For Maine businesses to thrive, they must innovate. And for the University of Maine System to produce the workers those businesses need, the system must innovate as well.
That was the message Tuesday from a daylong summit aimed at fostering ideas to match Maine’s university programs with the state’s economic needs.
“The only strategy is innovation,” said Doug Hall, chief executive officer of Eureka! Ranch, a Cincinnati-based think tank that focuses on business innovation. “Innovation means greater survival.”
The event, held at the University of Maine in Orono, featured more than 200 university professors, officials and representatives from business, health care, government and nonprofits. It was broadcast to UMS campuses and also streamed online.
Called “Advancing Maine,” the summit is part of a restructuring initiative that university trustees approved last November. It calls on Maine’s university campuses to develop ways to match university policy with Maine’s economic needs.
Hall — a Maine native, UMaine graduate and a part-time instructor at the university’s Foster Center for Student Innovation — said academic departments must learn to complement one another better.
“I understand that university campuses are one of the world’s most effective system of silos ever invented,” Hall said. “But we’ve got to get over it. The relay race among departments isn’t going to do it.”
Maine’s economy has transformed into one dominated by small businesses, said John Dorrer, director of the Center for Workforce Research and Information at the state Department of Labor.
“Highly specialized jobs … are no longer the norm,” he said. “We are increasingly a state with small firms.
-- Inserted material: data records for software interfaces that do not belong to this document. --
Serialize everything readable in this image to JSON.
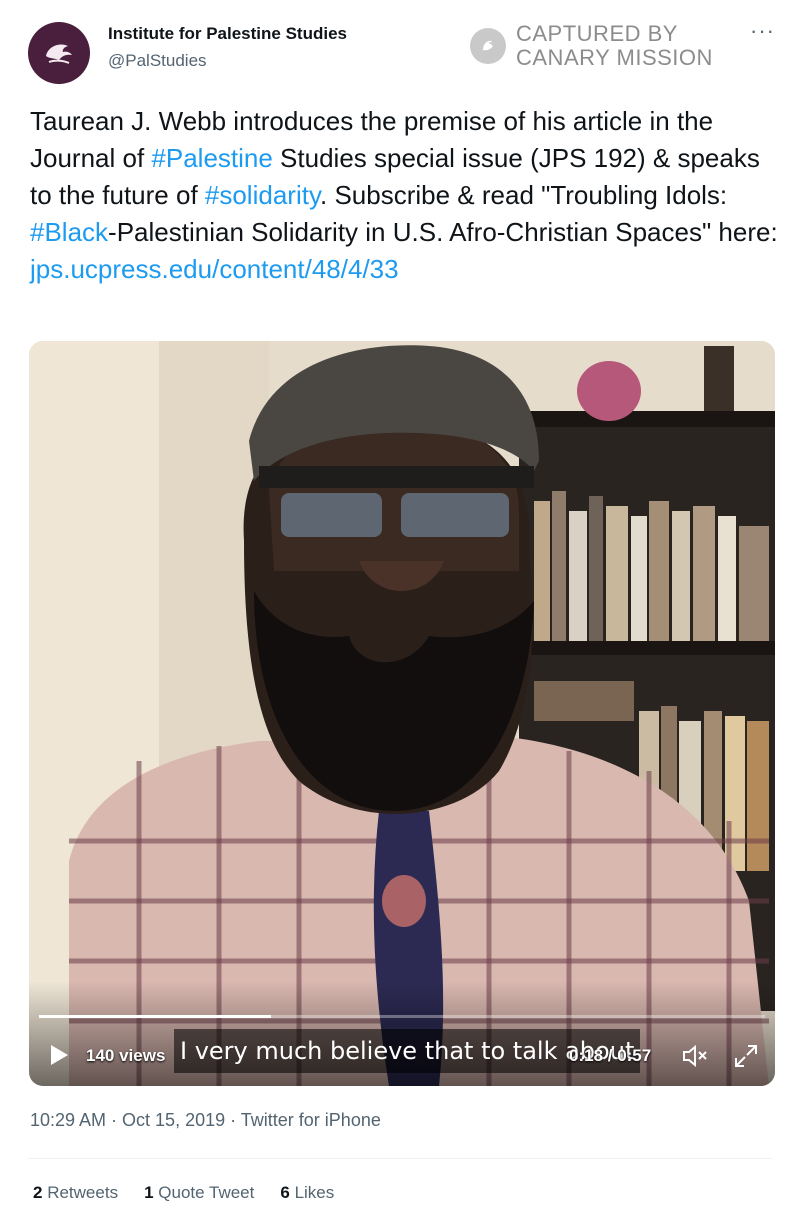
{
  "author": {
    "name": "Institute for Palestine Studies",
    "handle": "@PalStudies"
  },
  "watermark": {
    "line1": "CAPTURED BY",
    "line2": "CANARY MISSION"
  },
  "more_label": "···",
  "tweet": {
    "segments": [
      {
        "text": "Taurean J. Webb introduces the premise of his article in the Journal of ",
        "link": false
      },
      {
        "text": "#Palestine",
        "link": true
      },
      {
        "text": " Studies special issue (JPS 192) & speaks to the future of ",
        "link": false
      },
      {
        "text": "#solidarity",
        "link": true
      },
      {
        "text": ". Subscribe & read \"Troubling Idols: ",
        "link": false
      },
      {
        "text": "#Black",
        "link": true
      },
      {
        "text": "-Palestinian Solidarity in U.S. Afro-Christian Spaces\" here: ",
        "link": false
      },
      {
        "text": "jps.ucpress.edu/content/48/4/33",
        "link": true
      }
    ]
  },
  "video": {
    "views": "140 views",
    "subtitle": "I very much believe that to talk about",
    "current_time": "0:18",
    "duration": "0:57",
    "time_display": "0:18 / 0:57",
    "progress_fraction": 0.32
  },
  "meta": {
    "time": "10:29 AM",
    "date": "Oct 15, 2019",
    "source": "Twitter for iPhone",
    "line": "10:29 AM · Oct 15, 2019 · Twitter for iPhone"
  },
  "stats": {
    "retweets_count": "2",
    "retweets_label": "Retweets",
    "quotes_count": "1",
    "quotes_label": "Quote Tweet",
    "likes_count": "6",
    "likes_label": "Likes"
  },
  "colors": {
    "link": "#1d9bf0",
    "avatar_bg": "#4a1f3d",
    "secondary_text": "#536471"
  }
}
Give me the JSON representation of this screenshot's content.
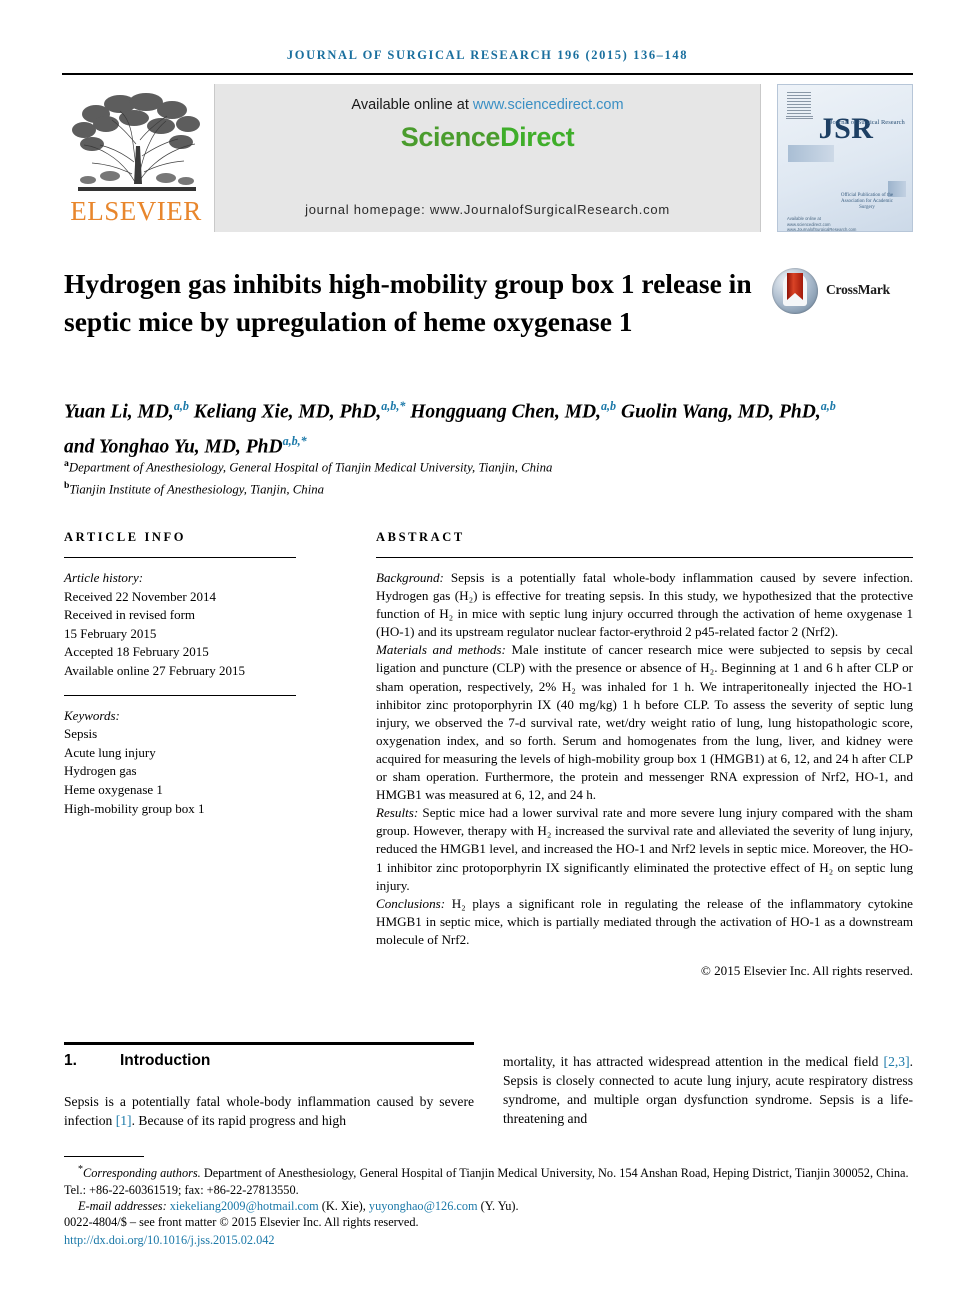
{
  "running_head": "Journal of Surgical Research 196 (2015) 136–148",
  "masthead": {
    "publisher_name": "ELSEVIER",
    "available_prefix": "Available online at ",
    "available_url": "www.sciencedirect.com",
    "sciencedirect_part1": "Science",
    "sciencedirect_part2": "Direct",
    "homepage": "journal homepage: www.JournalofSurgicalResearch.com",
    "cover": {
      "acronym": "JSR",
      "subtitle": "Journal of Surgical Research",
      "society_line": "Official Publication of the Association for Academic Surgery",
      "footer_line": "Available online at www.sciencedirect.com www.JournalofSurgicalResearch.com"
    }
  },
  "article": {
    "title": "Hydrogen gas inhibits high-mobility group box 1 release in septic mice by upregulation of heme oxygenase 1",
    "crossmark_label": "CrossMark",
    "authors_line1_pre": "Yuan Li, MD,",
    "authors": [
      {
        "name": "Yuan Li, MD,",
        "sup": "a,b"
      },
      {
        "name": "Keliang Xie, MD, PhD,",
        "sup": "a,b,*"
      },
      {
        "name": "Hongguang Chen, MD,",
        "sup": "a,b"
      },
      {
        "name": "Guolin Wang, MD, PhD,",
        "sup": "a,b"
      },
      {
        "name": "and Yonghao Yu, MD, PhD",
        "sup": "a,b,*"
      }
    ],
    "affiliations": [
      {
        "marker": "a",
        "text": "Department of Anesthesiology, General Hospital of Tianjin Medical University, Tianjin, China"
      },
      {
        "marker": "b",
        "text": "Tianjin Institute of Anesthesiology, Tianjin, China"
      }
    ]
  },
  "article_info": {
    "heading": "ARTICLE INFO",
    "history_label": "Article history:",
    "history": [
      "Received 22 November 2014",
      "Received in revised form",
      "15 February 2015",
      "Accepted 18 February 2015",
      "Available online 27 February 2015"
    ],
    "keywords_label": "Keywords:",
    "keywords": [
      "Sepsis",
      "Acute lung injury",
      "Hydrogen gas",
      "Heme oxygenase 1",
      "High-mobility group box 1"
    ]
  },
  "abstract": {
    "heading": "ABSTRACT",
    "sections": [
      {
        "label": "Background:",
        "text": " Sepsis is a potentially fatal whole-body inflammation caused by severe infection. Hydrogen gas (H₂) is effective for treating sepsis. In this study, we hypothesized that the protective function of H₂ in mice with septic lung injury occurred through the activation of heme oxygenase 1 (HO-1) and its upstream regulator nuclear factor-erythroid 2 p45-related factor 2 (Nrf2)."
      },
      {
        "label": "Materials and methods:",
        "text": " Male institute of cancer research mice were subjected to sepsis by cecal ligation and puncture (CLP) with the presence or absence of H₂. Beginning at 1 and 6 h after CLP or sham operation, respectively, 2% H₂ was inhaled for 1 h. We intraperitoneally injected the HO-1 inhibitor zinc protoporphyrin IX (40 mg/kg) 1 h before CLP. To assess the severity of septic lung injury, we observed the 7-d survival rate, wet/dry weight ratio of lung, lung histopathologic score, oxygenation index, and so forth. Serum and homogenates from the lung, liver, and kidney were acquired for measuring the levels of high-mobility group box 1 (HMGB1) at 6, 12, and 24 h after CLP or sham operation. Furthermore, the protein and messenger RNA expression of Nrf2, HO-1, and HMGB1 was measured at 6, 12, and 24 h."
      },
      {
        "label": "Results:",
        "text": " Septic mice had a lower survival rate and more severe lung injury compared with the sham group. However, therapy with H₂ increased the survival rate and alleviated the severity of lung injury, reduced the HMGB1 level, and increased the HO-1 and Nrf2 levels in septic mice. Moreover, the HO-1 inhibitor zinc protoporphyrin IX significantly eliminated the protective effect of H₂ on septic lung injury."
      },
      {
        "label": "Conclusions:",
        "text": " H₂ plays a significant role in regulating the release of the inflammatory cytokine HMGB1 in septic mice, which is partially mediated through the activation of HO-1 as a downstream molecule of Nrf2."
      }
    ],
    "copyright": "© 2015 Elsevier Inc. All rights reserved."
  },
  "introduction": {
    "number": "1.",
    "heading": "Introduction",
    "left_column": {
      "part1": "Sepsis is a potentially fatal whole-body inflammation caused by severe infection ",
      "ref1": "[1]",
      "part2": ". Because of its rapid progress and high"
    },
    "right_column": {
      "part1": "mortality, it has attracted widespread attention in the medical field ",
      "ref1": "[2,3]",
      "part2": ". Sepsis is closely connected to acute lung injury, acute respiratory distress syndrome, and multiple organ dysfunction syndrome. Sepsis is a life-threatening and"
    }
  },
  "footnotes": {
    "corresponding_marker": "*",
    "corresponding_label": "Corresponding authors.",
    "corresponding_text": " Department of Anesthesiology, General Hospital of Tianjin Medical University, No. 154 Anshan Road, Heping District, Tianjin 300052, China. Tel.: +86-22-60361519; fax: +86-22-27813550.",
    "email_label": "E-mail addresses:",
    "email1": "xiekeliang2009@hotmail.com",
    "email1_owner": " (K. Xie), ",
    "email2": "yuyonghao@126.com",
    "email2_owner": " (Y. Yu).",
    "issn_line": "0022-4804/$ – see front matter © 2015 Elsevier Inc. All rights reserved.",
    "doi": "http://dx.doi.org/10.1016/j.jss.2015.02.042"
  },
  "colors": {
    "journal_head": "#1a6f9e",
    "link": "#1a78a8",
    "sciencedirect_url": "#3a8fc4",
    "sciencedirect_green": "#4a9c2d",
    "elsevier_orange": "#e8862c",
    "crossmark_red": "#d94326"
  }
}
You need lots and lots of folks who are nimble and adaptable.”
That means universities need to graduate students with a variety of skills needed to run a business, Dorrer said.
Maine’s universities have begun tailoring academic programs to economic needs, said Laurie Lachance, president of the Maine Development Foundation.
The University of Maine at Presque Isle, for example, has developed training programs for renewable energy industries. The University of Southern Maine is graduating industrial technology students prepared for jobs at Pratt & Whitney. And the University of Maine at Augusta is creating programs for adults deciding to pursue college degrees later in life.
“There’s so much going on. There’s so much to be happy about,” Lachance said. “We need to keep our eyes on the ball.”